However, the marketplace is being deluged by a “Technical Tsunami” of new vehicles built from different types of materials, incorporating advanced electronics and demanding entirely new repair processes, making it challenging to stay abreast of all the knowledge that’s needed for a proper repair.
In 2015 alone, automakers will introduce an estimated 142 new or redesigned vehicle models. These vehicles carry a wave of innovative structural materials, many of which require specialized training and possibly special equipment to repair. Even on conventional cars and trucks, recommended repair procedures can change significantly from one model year to the next.
In delivering what customers are asking for, shops that have provided continuous training for their technicians hold a huge advantage over those that have not. Repairing a newer-model vehicle the same way you did even just five years ago could produce disastrous results. Training is one way your shop can not just survive, but thrive, in the future by letting consumers know you are prepared to fix today’s vehicles.
The value of trained professionals from a business perspective
Only 10 percent of the total industry has attained Gold Class with I-CAR’s Professional Development Program, signifying that the shop has met the industry’s standard for training, with another 7 percent on the “Road to Gold” (a business that is pursuing but has not yet achieved Gold Class). Businesses that invest in a commitment to training, and a culture of learning, should be advocates helping to inform customers that all collision repair shops are NOT the same.

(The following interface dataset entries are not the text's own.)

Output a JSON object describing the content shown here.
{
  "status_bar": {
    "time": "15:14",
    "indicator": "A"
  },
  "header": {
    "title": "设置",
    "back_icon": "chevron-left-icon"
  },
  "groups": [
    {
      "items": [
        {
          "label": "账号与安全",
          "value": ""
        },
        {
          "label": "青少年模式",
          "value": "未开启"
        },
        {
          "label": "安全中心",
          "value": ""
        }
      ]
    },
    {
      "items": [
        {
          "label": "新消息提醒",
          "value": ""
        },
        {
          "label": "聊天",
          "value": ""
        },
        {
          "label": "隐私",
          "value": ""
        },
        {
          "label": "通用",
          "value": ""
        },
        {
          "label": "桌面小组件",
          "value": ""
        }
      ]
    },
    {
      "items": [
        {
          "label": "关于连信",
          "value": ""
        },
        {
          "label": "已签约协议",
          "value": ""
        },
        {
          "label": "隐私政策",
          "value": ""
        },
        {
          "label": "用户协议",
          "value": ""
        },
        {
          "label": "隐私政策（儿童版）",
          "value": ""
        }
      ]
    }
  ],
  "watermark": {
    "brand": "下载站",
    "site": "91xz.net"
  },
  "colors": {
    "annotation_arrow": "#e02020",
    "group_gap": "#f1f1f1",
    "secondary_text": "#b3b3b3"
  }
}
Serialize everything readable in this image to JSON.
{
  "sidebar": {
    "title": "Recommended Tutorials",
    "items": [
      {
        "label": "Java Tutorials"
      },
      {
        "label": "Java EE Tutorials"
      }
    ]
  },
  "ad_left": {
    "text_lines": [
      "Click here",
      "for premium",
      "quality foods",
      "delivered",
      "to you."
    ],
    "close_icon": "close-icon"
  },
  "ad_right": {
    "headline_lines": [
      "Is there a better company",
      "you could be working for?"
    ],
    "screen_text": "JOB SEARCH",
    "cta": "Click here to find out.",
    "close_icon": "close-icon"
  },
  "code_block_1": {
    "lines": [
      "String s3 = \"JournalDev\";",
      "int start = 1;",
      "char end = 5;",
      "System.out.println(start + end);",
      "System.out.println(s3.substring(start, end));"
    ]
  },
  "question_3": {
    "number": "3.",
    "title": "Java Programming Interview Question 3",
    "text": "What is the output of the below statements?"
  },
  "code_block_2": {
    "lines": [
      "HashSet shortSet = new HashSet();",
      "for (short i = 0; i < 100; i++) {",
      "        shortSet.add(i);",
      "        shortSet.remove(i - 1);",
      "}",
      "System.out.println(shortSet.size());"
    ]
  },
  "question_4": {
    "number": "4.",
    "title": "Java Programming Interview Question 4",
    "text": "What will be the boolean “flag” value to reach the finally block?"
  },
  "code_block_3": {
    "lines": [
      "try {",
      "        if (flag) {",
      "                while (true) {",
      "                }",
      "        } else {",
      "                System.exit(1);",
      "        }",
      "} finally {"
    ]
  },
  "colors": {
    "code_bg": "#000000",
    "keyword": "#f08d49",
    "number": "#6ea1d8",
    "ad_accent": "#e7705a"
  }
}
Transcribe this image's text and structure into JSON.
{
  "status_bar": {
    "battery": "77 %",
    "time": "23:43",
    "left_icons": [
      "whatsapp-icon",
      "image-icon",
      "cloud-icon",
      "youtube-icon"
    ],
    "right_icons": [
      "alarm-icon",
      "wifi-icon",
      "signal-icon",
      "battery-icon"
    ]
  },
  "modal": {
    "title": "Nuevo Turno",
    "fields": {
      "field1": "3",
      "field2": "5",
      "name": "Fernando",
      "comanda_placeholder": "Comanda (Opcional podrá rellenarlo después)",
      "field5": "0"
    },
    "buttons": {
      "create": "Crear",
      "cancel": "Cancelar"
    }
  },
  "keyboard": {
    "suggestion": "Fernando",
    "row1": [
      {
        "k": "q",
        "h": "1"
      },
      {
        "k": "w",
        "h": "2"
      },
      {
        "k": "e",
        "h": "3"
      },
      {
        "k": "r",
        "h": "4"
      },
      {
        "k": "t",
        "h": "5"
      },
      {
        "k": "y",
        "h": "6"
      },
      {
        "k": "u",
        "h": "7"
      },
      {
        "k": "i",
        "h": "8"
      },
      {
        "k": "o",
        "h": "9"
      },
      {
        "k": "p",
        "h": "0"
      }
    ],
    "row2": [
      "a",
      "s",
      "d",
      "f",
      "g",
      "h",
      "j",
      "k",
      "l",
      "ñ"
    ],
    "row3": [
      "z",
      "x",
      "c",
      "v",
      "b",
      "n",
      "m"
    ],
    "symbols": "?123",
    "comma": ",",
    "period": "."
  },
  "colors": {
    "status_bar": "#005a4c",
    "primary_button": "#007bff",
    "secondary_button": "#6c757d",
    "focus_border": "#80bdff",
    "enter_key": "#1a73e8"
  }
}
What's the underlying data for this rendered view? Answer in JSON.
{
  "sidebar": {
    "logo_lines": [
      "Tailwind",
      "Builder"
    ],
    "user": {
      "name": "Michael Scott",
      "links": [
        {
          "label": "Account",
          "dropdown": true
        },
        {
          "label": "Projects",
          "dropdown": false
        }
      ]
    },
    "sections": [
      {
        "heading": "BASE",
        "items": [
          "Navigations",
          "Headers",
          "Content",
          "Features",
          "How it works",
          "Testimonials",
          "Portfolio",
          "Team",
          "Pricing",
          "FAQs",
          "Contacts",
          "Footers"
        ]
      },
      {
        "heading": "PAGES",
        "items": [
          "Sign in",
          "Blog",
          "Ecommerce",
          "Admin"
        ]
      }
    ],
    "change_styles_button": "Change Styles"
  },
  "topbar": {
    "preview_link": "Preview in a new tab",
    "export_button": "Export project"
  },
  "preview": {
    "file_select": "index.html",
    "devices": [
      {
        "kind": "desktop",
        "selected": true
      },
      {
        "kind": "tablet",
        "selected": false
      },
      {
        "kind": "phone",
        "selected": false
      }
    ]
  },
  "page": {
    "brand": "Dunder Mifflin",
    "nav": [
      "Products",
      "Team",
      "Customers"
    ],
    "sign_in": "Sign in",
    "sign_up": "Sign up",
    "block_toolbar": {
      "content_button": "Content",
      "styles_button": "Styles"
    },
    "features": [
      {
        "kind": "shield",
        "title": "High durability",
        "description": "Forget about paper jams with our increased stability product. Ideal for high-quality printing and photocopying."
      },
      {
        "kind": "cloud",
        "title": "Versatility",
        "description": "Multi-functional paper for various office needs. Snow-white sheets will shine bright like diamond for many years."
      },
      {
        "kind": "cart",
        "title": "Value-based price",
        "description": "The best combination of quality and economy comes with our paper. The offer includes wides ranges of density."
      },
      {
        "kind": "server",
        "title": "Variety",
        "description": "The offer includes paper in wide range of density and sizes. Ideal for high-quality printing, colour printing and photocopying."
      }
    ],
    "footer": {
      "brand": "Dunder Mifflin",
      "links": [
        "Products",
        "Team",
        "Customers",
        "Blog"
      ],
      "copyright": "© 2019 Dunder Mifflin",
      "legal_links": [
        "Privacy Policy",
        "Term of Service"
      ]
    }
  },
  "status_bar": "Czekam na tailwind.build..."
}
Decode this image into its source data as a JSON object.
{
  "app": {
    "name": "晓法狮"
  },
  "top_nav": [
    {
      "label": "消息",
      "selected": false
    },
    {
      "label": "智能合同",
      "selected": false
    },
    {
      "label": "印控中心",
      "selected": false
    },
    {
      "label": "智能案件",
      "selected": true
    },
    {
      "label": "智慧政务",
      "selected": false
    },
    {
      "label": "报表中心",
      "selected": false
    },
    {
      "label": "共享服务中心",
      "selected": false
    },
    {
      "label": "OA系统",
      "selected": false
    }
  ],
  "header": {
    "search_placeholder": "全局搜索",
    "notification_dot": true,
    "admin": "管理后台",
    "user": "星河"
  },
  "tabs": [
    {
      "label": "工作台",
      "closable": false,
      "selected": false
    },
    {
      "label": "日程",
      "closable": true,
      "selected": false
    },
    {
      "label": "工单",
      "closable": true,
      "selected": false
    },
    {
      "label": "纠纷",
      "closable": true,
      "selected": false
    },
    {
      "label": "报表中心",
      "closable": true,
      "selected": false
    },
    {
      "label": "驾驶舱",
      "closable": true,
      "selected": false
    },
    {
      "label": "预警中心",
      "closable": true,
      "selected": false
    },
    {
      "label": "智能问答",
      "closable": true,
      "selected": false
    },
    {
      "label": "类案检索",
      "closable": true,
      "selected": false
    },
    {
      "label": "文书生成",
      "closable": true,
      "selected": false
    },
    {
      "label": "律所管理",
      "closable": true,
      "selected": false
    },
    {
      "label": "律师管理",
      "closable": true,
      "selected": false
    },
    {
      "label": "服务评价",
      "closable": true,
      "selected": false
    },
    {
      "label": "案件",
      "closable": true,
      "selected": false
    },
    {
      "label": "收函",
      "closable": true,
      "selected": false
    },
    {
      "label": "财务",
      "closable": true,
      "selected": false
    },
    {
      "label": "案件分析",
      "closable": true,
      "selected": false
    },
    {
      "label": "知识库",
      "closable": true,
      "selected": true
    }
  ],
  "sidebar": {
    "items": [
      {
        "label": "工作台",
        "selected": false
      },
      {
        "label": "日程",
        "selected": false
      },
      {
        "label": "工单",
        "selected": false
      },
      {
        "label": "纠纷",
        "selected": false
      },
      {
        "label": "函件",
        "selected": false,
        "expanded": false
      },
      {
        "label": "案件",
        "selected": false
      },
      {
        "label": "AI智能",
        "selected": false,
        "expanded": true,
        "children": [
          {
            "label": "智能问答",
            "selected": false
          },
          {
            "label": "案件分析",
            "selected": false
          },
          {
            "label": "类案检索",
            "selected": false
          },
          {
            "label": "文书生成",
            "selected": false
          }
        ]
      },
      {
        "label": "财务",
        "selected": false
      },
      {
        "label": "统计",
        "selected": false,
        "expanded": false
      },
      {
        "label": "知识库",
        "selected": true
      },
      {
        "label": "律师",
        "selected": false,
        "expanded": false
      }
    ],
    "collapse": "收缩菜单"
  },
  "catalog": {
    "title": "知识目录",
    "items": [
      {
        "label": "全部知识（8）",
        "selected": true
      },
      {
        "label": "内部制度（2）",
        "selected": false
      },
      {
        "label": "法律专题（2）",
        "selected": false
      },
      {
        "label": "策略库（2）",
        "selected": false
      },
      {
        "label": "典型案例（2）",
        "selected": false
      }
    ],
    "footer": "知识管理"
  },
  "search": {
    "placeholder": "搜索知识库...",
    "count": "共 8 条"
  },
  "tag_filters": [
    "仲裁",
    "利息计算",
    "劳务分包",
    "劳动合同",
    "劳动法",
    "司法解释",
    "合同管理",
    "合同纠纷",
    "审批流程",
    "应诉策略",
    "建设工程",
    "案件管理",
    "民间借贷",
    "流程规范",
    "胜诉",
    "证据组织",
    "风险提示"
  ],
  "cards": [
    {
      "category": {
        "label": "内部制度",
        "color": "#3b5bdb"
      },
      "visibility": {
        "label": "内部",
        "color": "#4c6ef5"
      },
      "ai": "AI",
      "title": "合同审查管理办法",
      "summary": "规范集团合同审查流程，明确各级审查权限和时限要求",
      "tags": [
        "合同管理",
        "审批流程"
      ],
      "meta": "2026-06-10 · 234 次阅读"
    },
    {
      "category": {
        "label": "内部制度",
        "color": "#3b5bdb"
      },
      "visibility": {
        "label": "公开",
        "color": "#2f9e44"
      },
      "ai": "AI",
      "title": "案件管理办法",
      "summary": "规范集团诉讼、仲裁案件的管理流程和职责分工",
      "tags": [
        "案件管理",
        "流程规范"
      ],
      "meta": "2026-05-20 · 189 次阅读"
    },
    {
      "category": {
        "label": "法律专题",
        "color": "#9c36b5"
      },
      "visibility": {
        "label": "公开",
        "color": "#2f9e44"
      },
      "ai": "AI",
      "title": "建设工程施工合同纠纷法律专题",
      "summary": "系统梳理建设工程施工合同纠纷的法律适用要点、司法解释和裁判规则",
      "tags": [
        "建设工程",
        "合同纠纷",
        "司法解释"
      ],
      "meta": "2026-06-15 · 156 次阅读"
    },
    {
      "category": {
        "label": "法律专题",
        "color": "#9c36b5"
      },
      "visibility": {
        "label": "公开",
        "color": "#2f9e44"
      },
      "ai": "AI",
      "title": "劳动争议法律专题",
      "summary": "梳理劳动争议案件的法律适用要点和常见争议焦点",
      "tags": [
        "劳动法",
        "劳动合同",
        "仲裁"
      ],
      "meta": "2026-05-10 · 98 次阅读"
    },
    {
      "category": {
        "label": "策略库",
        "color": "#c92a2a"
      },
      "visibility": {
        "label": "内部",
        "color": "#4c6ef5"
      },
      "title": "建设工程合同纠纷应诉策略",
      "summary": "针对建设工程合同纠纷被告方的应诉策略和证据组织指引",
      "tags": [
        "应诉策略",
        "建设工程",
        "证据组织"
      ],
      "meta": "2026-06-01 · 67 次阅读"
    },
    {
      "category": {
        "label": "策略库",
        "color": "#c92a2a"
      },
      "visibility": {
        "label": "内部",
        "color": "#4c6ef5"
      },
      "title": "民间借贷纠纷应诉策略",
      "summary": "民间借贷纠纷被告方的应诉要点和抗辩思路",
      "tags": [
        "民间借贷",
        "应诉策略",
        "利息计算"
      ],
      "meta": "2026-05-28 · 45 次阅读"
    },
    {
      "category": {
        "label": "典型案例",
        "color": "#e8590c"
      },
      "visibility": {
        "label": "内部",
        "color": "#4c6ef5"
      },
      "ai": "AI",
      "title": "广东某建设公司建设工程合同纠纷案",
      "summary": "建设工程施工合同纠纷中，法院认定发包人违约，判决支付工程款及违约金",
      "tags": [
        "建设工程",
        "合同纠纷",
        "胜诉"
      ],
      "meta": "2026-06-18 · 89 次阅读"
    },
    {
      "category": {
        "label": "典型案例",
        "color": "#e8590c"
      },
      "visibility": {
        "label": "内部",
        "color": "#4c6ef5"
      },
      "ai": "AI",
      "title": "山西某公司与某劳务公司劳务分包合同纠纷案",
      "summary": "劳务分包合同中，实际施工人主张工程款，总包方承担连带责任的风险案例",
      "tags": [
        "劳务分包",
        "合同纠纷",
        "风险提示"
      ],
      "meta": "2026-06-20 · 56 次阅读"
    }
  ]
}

I-CAR has made it simple for consumers to find a trained shop by offering the Gold Class locator online at www.goldclass.com/locator. The locator tool is visited consistently month after month, generating ongoing visibility to Gold Class businesses. Additionally, an estimated 60 percent of visitors click on a specific collision repair shop listing to learn more – helping drive traffic to Gold Class collision repair shops.
The bottom line for your business
Customers place their highest priority on complete, safe and quality repairs based on their own experiences and on what others say about the level of knowledge in collision repair shops. And collision repair shops, like other businesses, owe their success to listening to customers and always looking for new ways to meet their needs. It’s important to view your facility through your customer’s eyes.
Your customers and their families rely on you to keep them safe. Don’t make a life-altering mistake because of a lack of training. Do the right thing. Complete, safe, quality repairs provide families with peace of mind and can make businesses successful.
Ann Gonzalez is senior director of marketing for I-CAR. Her work includes using data and analysis to spearhead new marketing methods to better understand and serve the collision repair industry.
Featured image: Ann Gonzalez of I-CAR. (Provided by I-CAR)